One of the fun challenges was to knit or crochet a collar inspired by RGB that contained either a portrait or a message to or about her.
I’ve been working on a lace alphabet for a long time, so when my friend asked if I could knit a collar on short notice, I could quickly come up with a plan. I wasn’t even thinking of making it a pattern until some people commented on my Instagram photos that they would be interested in buying the pattern.
I’m surprise and excited at the interest in the pattern and hope that RBG would love it.
What is it about RBG that makes her so important to women in the US?
The list is long! Some of the things she secured for women in the US were the right to sign a mortgage without a man, the right to have a credit card or a bank without a man, the right to get a job without being disqualified for their gender, and the right to keep or get a job if they were pregnant or had kids.
She also helped put in place legislature that protected the rights of people who aren’t women or don’t identify as women…the LGBTQ+ community along with protecting the rights of individuals with disabilities.
Can you tell us more about the Dissent design itself?

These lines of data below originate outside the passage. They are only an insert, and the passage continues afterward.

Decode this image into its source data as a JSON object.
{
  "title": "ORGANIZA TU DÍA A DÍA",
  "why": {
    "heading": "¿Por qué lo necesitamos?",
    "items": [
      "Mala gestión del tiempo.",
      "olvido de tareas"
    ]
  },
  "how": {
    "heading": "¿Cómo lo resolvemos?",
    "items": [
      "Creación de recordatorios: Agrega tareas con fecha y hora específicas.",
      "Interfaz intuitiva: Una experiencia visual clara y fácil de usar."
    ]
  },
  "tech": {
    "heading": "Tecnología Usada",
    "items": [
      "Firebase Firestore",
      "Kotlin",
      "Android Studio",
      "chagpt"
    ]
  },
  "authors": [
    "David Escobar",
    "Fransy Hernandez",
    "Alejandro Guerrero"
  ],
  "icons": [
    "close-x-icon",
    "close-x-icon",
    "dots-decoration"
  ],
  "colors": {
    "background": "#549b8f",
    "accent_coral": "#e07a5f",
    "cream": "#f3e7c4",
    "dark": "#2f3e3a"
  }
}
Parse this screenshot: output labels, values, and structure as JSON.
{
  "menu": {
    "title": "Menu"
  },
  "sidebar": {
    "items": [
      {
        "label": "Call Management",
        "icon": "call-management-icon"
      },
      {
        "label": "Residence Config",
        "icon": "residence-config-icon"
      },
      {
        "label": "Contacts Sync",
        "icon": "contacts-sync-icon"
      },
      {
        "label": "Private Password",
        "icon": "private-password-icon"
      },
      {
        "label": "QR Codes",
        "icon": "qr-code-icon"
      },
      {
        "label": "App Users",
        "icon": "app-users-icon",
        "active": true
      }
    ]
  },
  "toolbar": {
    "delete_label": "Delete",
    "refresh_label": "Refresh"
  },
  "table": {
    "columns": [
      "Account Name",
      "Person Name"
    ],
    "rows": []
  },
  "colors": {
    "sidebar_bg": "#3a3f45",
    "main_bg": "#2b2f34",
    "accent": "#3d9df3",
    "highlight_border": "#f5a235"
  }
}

The collar is worked flat, starting with the center panel, which reads Dissent in lace, to top edge is finished with a picot bind off and then stitches are picked up along the bottom of the panel and lace leaves are knit top down to either a crochet chain bind off or a plain lace bind off.
Three buttons are added when it is finished to make it easy to put on and take off. It has both charted and fully written line by line instructions.
What elements did you include in the Dissent Collar and why?
I felt I had to include the word dissent in the pattern as her most famous collar would be worn on days when no oral arguments were allowed and she would use her white lace collar to express her “dissent” to whatever was being discussed or had been decided. The crochet bind off is a nod to her “favorite” collar which is simple, white and very mesh like.
Where and how can we buy the Dissent Collar pattern?
The pattern, to remember RBG is called Dissent and will be available in my pattern stores on both Ravelry and Payhip on Monday, October 5th (and Love Crafts soon afterwards, their site takes a little longer.) so plenty of time for US knitters to make their own to wear while (absentee) voting from home.
I would like to note that as it is a political statement, poll workers will most likely not let in-person voters wear their Dissent Collar to the polls.
From today through Election Day in the US…Tuesday, November 3rd all proceeds from pattern sales will be split between two groups.